But in the long run,
it is the best estimator.
STA 291 Summer 2008 Lecture 13
Inferential statement about a parameter
should always provide the accuracy of the
◦ How close is the estimate likely to fall to the true
parameter value?
 Within 1 unit? 2 units? 10 units?
◦ This can be determined using the sampling
distribution of the estimator/sample statistic
◦ In particular, we need the standard error to make
a statement about accuracy of the estimator
STA 291 Summer 2008 Lecture 13
Range of numbers that is likely to cover (or
capture) the true parameter
Probability that the confidence interval
captures the true parameter is called the
confidence coefficient or more commonly the
confidence level
◦ Confidence level is a chosen number close to 1,
usually 0.90, 0.95 or 0.99
◦ Level of significance = α = 1 – confidence level
STA 291 Summer 2008 Lecture 13
To calculate the confidence interval, we use
the Central Limit Theorem
◦ Substituting the sample standard deviation for the
population standard deviation
Also, we need a  / 2 that is determined by
the confidence level
Formula for 100(1-α)% confidence interval
for μ
x  Z / 2
STA 291 Summer 2008 Lecture 13
90% confidence interval
◦ Confidence level of 0.90
 α=.10
 Zα/2=1.645
95% confidence interval
◦ Confidence level of 0.95
 α=.05
 Zα/2=1.96
99% confidence interval
◦ Confidence level of 0.99
 α=.01
 Zα/2=2.576
STA 291 Summer 2008 Lecture 13
x  Z / 2
This interval will contain μ with a 100(1-α)%
◦ If we are estimating µ, then why it is unreasonable
for us to know σ?
 Thus we replace σ by s (sample standard deviation)
 This formula is used for large sample size (n≥30)
 If we have a sample size less than 30 a different

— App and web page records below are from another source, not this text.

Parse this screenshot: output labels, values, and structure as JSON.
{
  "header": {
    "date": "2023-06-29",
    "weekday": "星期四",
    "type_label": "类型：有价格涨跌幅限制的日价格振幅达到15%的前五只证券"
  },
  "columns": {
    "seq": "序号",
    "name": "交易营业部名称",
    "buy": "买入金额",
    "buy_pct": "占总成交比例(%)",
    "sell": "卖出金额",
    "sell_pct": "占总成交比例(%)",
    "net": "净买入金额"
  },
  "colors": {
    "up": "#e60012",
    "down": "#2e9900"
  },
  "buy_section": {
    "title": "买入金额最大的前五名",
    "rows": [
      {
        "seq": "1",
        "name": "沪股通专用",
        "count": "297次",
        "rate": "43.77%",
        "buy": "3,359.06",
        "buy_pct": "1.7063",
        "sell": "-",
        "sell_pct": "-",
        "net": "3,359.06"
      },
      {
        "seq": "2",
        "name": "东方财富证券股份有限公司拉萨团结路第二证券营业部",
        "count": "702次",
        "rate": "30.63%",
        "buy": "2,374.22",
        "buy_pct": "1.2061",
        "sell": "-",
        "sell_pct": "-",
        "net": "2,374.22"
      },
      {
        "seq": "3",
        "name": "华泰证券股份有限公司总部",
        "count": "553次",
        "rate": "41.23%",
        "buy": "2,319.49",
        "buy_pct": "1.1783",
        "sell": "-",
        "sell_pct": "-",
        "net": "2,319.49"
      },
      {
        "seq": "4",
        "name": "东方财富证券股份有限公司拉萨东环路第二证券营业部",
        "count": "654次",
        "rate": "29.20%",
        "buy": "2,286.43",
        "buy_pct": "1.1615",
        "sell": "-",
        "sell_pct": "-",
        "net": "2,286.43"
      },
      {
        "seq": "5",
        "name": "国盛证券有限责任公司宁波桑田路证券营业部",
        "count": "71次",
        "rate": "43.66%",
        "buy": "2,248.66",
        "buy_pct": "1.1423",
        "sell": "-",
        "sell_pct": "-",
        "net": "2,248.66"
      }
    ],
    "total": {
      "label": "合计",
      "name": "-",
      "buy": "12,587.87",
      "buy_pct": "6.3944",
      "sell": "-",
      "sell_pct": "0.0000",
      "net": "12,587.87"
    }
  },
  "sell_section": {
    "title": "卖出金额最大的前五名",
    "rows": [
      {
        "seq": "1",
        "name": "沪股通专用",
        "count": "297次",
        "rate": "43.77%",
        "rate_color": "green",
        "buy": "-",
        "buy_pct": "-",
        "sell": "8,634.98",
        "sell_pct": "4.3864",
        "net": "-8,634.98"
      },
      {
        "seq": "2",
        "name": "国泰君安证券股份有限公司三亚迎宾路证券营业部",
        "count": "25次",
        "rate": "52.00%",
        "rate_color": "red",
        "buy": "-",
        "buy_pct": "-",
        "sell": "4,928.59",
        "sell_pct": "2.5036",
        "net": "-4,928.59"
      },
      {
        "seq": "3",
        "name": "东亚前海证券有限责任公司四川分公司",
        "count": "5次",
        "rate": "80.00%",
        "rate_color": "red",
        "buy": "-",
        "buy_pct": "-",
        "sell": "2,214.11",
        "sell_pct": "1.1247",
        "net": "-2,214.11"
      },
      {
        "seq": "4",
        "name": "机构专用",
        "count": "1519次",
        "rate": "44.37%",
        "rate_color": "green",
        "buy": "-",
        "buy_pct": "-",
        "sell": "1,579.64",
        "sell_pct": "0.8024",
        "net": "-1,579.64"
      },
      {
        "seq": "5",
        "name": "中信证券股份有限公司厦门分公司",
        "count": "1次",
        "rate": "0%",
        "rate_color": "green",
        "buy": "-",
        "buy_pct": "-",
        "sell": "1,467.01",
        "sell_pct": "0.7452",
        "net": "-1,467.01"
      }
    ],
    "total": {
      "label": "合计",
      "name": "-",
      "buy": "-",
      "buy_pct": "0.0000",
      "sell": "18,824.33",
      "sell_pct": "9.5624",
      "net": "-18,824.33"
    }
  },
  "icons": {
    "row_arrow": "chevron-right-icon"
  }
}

distribution is used, the t-distribution, we will get to this
STA 291 Summer 2008 Lecture 13
Compute a 95% confidence interval for μ if we
know that s=12 and the sample of size 36
yielded a mean of 7
STA 291 Summer 2008 Lecture 13
“Probability” means that in the long run
100(1-α)% of the intervals will contain the
◦ If repeated samples were taken and confidence
intervals calculated then 100(1-α)% of the intervals
will contain the parameter
For one sample, we do not know whether the
confidence interval contains the parameter
The 100(1-α)% probability only refers to the
method that is being used
STA 291 Summer 2008 Lecture 13
Incorrect statement
◦ With 95% probability, the population mean will fall
in the interval from 3.5 to 5.2
To avoid the misleading word “probability” we
say that we are “confident”
◦ We are 95% confident that the true population mean
will fall between 3.5 and 5.2
STA 291 Summer 2008 Lecture 13
Changing our confidence level will change
our confidence interval
◦ Increasing our confidence level will increase the
length of the confidence interval
 A confidence level of 100% would require a confidence
interval of infinite length
 Not informative
There is a tradeoff between length and
◦ Ideally we would like a short interval with high
accuracy (high confidence level)
STA 291 Summer 2008 Lecture 13